At the same time, we are not required to suffer in the act of giving love. Compassion does not demand that we take others’ pain onto ourselves. Frequently inspired on some level by a mythology of sainthood — for example, a traditional reading of the biblical story of Jesus, crucifixion that emphasizes Jesus taking all the sins and suffering of the world upon himself — self-martyrdom is common but is in fact a kind of violence against the self. Such sacrifice is unnecessary. We must always remember to treat ourselves with love, as well!

The obvious enemy of compassion is cruelty, but compassion also has a subtle enemy: pity. The distinction between pity and compassion is important because “if someone pours her heart out to us and we pity her, then two people are suffering instead of one,” as Ayya Khema writes in Visible Here and Now. If we want to reduce the amount of suffering in the world, adding to our own suffering can hardly help!

Genuine compassion is not motivated by pity, but by empathy and identification with others, desires to achieve happiness and avoid suffering. Genuine compassion is independent of emotional attachment based on projection and expectation. We do not act with expectation of a particular result. We do not feel genuine compassion for someone because we project our desires, opinions or impulses onto them. Indeed, such projection is one root of the ills striking the LGBT community — our adversaries are too busy attacking their idea of us to interact with us as we really are.

When we act because we recognize that, like us, someone else deeply wants to achieve happiness and avoid suffering, when we answer another’s call for love, when we act with a will to nurture, we act with genuine compassion. Such compassion arises from love, and such love from genuine compassion.

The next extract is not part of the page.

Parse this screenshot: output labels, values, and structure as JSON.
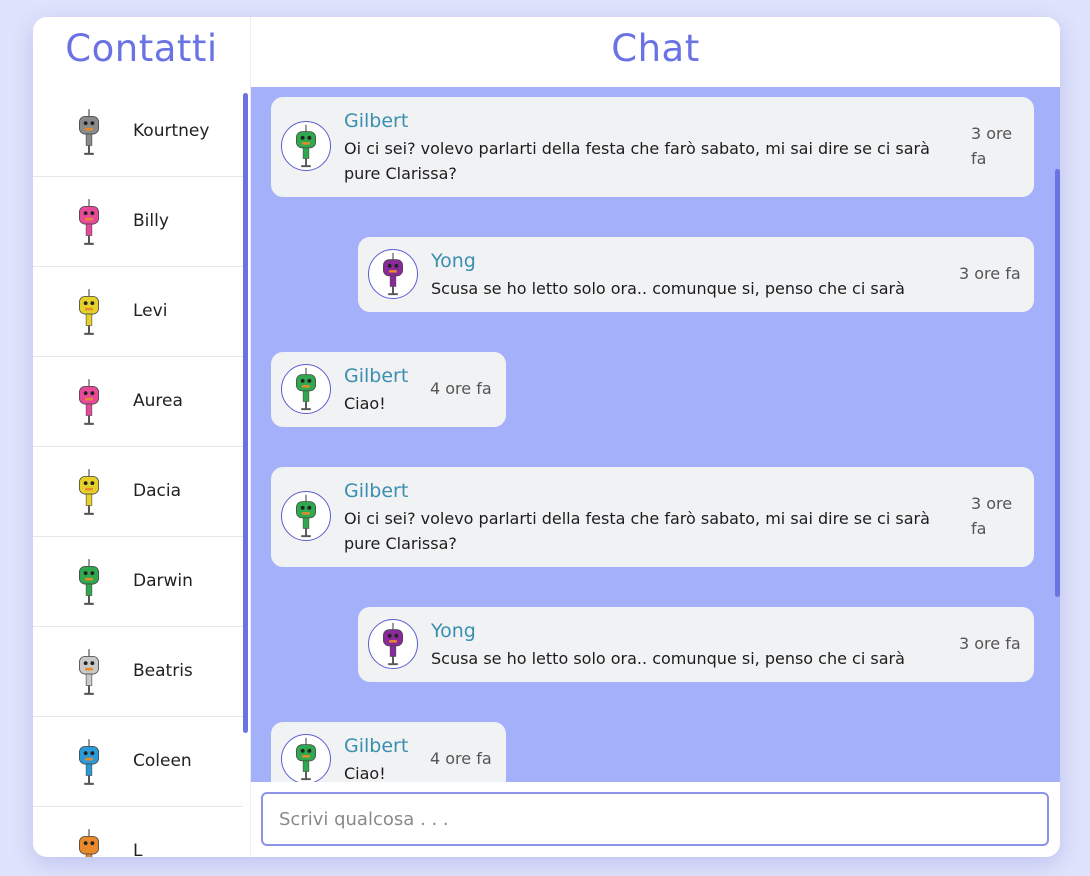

Love and compassion are not ephemeral concepts, but active and powerful levers that will enable meaningful social change. The old claim that “if you give me a big enough lever I can move the world,” is a clumsy truism. It is truer for us to say that if enough people use enough small levers, the planet will shift. Love and compassion are small levers with enormous impacts. Not only our tools for the positive transformation of self and society, love and compassion are exemplars of a global paradigm shift toward integration and communion, a shift we LGBT people can lead if each of us puts on the Shirt of Flame.